I know that a lot of you are vegan already, but I also know that some of the folks who read this site are veg-curious or maybe just looking for yummy recipes. If you’re new to veganism or are wondering what it takes to go vegan, How to Be Vegan by Elizabeth Castoria is a pretty darn good primer!
Disclosure: Artisan Books sent me a free advance copy of this book to review. All opinions are, as always, 100% mine.
Honestly, I think that long-time vegans can even get some good stuff from this book.
Elizabeth Castoria is the former editorial director of VegNews magazine, and her writing style is funny and engaging. She manages to talk about vegan issues from why and how to eat plants and choosing cruelty-free cosmetics with humor and practicality.
For new vegans or folks who are veg-curious, How to Be Vegan has helpful tips, lists, and recipes to help your kick cruelty to the curb. She talks about planning vegan meals, where to find vegan clothing and housewares, and arms you with information to answer questions from other curious people.

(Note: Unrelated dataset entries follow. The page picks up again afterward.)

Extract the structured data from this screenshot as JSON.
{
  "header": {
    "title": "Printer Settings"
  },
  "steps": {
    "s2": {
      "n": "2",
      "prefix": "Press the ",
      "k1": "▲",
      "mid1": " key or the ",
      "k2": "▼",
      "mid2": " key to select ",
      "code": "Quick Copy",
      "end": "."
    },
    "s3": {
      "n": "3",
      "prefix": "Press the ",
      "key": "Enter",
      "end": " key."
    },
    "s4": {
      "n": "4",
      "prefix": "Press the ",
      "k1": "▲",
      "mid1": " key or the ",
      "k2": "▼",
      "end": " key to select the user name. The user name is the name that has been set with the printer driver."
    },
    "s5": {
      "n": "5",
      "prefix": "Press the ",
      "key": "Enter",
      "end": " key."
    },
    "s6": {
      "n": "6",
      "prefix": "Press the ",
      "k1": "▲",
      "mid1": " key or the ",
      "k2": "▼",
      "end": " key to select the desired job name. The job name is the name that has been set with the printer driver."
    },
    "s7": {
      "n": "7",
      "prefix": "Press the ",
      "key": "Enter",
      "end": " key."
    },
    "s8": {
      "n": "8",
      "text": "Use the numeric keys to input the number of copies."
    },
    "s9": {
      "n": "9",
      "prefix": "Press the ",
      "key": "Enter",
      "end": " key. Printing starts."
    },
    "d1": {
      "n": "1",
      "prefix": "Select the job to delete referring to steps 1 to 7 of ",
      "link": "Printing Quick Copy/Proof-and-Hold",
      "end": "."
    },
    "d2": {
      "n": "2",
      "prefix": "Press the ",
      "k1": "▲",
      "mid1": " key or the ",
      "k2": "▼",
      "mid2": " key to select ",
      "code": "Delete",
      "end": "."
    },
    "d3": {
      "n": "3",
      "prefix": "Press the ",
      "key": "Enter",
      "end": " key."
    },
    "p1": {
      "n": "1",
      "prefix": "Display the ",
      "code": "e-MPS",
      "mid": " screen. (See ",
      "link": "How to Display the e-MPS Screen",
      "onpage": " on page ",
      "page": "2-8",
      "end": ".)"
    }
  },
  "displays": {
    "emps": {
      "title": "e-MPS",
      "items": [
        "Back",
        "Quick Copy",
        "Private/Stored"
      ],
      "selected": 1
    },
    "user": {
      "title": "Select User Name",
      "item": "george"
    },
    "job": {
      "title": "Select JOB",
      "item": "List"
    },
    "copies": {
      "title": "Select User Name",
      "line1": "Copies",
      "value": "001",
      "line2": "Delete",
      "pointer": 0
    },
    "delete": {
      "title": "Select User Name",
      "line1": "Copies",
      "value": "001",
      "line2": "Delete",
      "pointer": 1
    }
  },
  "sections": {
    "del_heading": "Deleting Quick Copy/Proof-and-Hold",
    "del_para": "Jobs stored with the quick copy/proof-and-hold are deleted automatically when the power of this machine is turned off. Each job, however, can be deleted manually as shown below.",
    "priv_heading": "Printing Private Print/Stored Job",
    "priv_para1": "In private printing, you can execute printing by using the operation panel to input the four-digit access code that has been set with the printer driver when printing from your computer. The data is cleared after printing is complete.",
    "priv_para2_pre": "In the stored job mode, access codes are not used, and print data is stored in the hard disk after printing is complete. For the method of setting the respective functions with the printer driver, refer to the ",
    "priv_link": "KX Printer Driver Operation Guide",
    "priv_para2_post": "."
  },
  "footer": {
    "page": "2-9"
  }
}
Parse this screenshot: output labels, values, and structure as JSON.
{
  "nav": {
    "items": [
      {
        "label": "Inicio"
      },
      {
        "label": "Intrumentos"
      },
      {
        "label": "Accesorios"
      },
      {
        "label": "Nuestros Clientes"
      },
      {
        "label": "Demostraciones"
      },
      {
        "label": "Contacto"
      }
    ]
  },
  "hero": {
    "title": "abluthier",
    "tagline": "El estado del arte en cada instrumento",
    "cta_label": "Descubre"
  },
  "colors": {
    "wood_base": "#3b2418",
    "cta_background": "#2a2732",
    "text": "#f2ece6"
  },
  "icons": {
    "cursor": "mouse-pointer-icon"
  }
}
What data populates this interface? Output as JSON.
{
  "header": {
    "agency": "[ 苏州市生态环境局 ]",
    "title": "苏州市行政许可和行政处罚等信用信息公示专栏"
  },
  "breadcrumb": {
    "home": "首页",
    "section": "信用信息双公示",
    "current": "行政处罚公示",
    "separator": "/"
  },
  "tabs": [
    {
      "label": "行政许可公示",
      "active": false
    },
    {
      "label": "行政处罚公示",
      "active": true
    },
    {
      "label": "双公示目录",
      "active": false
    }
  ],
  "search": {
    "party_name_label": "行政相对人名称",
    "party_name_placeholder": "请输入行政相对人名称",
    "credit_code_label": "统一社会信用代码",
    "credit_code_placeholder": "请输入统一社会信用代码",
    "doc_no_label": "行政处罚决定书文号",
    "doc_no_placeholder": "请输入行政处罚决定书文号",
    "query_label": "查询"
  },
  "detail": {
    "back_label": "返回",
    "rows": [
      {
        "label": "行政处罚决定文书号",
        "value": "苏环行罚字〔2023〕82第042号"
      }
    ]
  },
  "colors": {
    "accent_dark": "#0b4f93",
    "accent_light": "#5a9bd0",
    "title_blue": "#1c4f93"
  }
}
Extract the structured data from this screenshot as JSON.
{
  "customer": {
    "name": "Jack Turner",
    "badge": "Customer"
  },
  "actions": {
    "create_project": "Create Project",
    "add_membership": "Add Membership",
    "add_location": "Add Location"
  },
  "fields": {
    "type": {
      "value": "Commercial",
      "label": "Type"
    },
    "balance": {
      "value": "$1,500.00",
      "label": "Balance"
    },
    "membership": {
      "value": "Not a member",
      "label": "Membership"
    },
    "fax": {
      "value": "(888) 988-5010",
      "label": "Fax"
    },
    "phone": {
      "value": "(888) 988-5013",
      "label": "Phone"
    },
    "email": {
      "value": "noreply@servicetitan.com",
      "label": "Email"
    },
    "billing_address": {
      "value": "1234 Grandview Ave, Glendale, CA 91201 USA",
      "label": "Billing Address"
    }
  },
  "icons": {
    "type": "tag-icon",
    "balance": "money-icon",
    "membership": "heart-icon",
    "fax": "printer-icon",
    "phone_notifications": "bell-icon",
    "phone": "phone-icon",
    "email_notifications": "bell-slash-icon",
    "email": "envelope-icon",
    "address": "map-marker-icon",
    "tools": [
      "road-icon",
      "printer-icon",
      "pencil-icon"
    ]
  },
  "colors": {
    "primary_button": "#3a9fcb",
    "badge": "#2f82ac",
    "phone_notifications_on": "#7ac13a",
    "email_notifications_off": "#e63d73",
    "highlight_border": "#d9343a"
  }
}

Because when people find out you’re vegan, you’re going to get questions.
Castoria also touches a little bit on an issue that I think we overlook as new and as long-time vegans: grace.
How to Be Vegan Gracefully
The hard part of being vegan isn’t finding something to eat or a leather-free handbag. Once you know where to look, that stuff is (dairy-free) cake. I think that the thing we lose sight of as vegans is that we are advocates for animals. And the best way to change minds is by being kind.
That’s not always easy, right? The 600th time that someone asks you where you get your protein, you maybe want to snark. Or the 7000th time someone feels the need to tell you that bacon is delicious, it’s tough not to snap at them. I’m as guilty as anyone, and found myself re-examining some of my interactions with meat eaters as I read How to Be Vegan.
This sentiment is peppered throughout the book, and she even has a whole chapter devoted to “Manners, Mildly.” I wanted to share a few of my favorite excerpts about how to be a vegan without alienating the non-vegans, new vegans, and even our fellow vegans:
“There are no merit badges for being the most vegan person in the room, no secret handshakes for people who’ve been vegan the longest.”
Amen, sister! I can’t tell you how shitty it feels to try your best and have someone give you a guilt trip because you ate cookies with palm oil or are wearing leather shoes that you found at the thrift store. We are all doing our best, and we all have the same goal. Let’s act that way!
“It’s very common for people to be curious about your veganism (aka, asking roughly 8.7 zillion questions), and it’s also common for people to say thoughtlessly insensitive things. Figuring out how to navigate social situations…is a lifelong project.”
This is a sticking point for me for sure. Those repetitive questions can wear you down, can’t they? And sometimes it’s hard to tell if people are being curious or rude. I’m working on it, and it was nice to have the reminder!
“It does the animals, the planet, and your health less good to have someone think that all vegans are angst-ridden, argumentative misanthropes than to calmly respond, ‘Ah, well, it’s been working nicely for me,’ and leave it at that.”
Deflect, move on. It’s easier said than done but still solid advice. I like that she keeps bringing it back to the big picture. Because it’s not about what someone thinks of you, right? It’s about the animals and the planet. Now if I could get that tattooed on the back of my hand….
I’ve been vegan for eight years and thought this book was full of good lessons. The manners bit struck me, but I also found concise answers to a few vegan questions that I have trouble answering briefly like:
- What’s wrong with wool?
- Where do you get your protein? (Her answer? Plants.)
- What’s wrong with zoos?
It can be tough to sum these things up elevator-pitch style, and she gives you the info you need in a nutshell.
Have any of you guys checked out How to Be Vegan? I’d love to hear what you thought!